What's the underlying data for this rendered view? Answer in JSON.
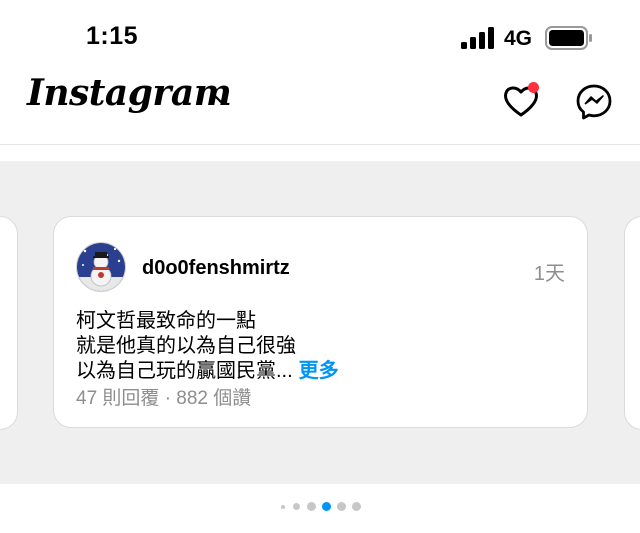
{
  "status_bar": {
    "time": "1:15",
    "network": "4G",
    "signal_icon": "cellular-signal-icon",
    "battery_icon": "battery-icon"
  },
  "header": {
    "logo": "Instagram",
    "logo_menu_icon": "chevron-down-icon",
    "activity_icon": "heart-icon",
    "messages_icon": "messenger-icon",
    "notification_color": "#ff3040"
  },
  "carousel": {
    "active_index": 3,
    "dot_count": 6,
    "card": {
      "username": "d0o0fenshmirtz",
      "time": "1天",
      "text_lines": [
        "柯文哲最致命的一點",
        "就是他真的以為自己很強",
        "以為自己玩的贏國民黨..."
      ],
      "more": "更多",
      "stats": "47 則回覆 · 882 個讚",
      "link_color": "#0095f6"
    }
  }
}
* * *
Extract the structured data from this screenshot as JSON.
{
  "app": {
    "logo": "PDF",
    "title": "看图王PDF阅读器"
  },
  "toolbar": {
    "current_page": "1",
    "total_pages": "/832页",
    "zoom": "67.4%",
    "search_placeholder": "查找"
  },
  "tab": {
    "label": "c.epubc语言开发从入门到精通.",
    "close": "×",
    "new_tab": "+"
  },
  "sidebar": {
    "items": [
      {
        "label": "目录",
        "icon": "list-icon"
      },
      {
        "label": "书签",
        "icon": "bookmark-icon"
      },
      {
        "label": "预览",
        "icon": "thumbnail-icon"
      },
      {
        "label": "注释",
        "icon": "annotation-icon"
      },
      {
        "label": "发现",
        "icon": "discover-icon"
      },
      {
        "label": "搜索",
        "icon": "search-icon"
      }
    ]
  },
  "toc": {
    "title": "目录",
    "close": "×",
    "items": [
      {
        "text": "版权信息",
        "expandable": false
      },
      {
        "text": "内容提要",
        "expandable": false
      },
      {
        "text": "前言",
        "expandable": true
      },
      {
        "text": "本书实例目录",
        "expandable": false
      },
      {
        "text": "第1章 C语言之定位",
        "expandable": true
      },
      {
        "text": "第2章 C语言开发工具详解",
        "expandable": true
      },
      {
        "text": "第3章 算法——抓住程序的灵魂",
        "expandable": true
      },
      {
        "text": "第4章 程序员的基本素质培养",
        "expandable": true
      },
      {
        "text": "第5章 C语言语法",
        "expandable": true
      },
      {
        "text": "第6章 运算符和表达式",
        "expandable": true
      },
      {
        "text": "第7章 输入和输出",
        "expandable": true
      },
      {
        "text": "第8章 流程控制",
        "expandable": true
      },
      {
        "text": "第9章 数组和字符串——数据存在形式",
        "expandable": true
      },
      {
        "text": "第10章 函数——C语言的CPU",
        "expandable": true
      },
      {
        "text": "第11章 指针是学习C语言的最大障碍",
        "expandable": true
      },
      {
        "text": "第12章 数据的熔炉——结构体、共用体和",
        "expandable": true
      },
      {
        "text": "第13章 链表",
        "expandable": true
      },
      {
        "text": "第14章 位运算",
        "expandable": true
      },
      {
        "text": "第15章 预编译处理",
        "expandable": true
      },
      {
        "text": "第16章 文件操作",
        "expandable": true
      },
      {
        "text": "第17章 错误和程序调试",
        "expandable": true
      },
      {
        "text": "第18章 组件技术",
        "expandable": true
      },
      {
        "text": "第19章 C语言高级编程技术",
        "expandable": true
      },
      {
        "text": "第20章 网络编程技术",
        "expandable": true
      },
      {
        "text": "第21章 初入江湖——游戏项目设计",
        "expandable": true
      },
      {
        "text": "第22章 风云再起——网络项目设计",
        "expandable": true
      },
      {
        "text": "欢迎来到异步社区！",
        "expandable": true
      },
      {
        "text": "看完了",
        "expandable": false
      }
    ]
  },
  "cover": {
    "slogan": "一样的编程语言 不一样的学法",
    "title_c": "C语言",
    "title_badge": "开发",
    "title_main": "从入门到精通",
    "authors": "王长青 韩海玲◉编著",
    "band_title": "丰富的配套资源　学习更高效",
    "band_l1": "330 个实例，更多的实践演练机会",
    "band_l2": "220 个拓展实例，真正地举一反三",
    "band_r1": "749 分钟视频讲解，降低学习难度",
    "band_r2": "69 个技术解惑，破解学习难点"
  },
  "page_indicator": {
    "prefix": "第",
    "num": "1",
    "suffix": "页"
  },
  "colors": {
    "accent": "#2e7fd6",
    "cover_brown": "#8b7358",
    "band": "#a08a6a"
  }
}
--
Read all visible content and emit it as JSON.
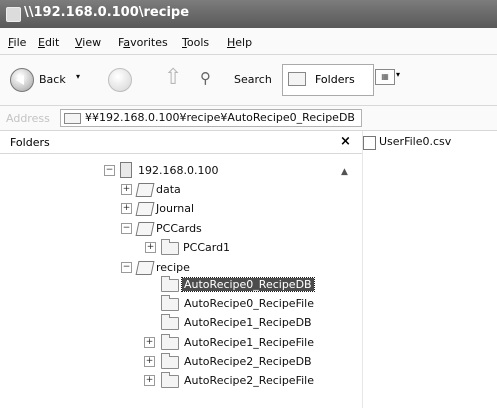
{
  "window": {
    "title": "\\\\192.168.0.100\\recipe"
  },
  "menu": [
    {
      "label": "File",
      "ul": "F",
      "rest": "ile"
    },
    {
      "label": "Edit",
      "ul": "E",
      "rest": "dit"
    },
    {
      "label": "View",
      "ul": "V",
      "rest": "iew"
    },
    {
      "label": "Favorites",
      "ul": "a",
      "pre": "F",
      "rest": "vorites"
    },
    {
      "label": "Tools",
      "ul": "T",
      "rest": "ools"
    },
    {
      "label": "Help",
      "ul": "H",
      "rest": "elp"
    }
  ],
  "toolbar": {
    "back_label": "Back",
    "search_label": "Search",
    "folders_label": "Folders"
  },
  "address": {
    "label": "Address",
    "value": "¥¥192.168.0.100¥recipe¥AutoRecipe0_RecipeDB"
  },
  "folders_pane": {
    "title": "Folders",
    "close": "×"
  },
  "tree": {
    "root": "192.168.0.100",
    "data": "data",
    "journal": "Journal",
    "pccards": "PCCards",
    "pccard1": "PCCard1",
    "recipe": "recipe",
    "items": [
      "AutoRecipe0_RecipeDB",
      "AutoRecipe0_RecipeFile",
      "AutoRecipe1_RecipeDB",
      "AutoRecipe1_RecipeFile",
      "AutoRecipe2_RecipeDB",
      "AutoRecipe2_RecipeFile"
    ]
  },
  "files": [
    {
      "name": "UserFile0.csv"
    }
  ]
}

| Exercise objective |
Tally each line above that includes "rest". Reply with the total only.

| Your solution |
6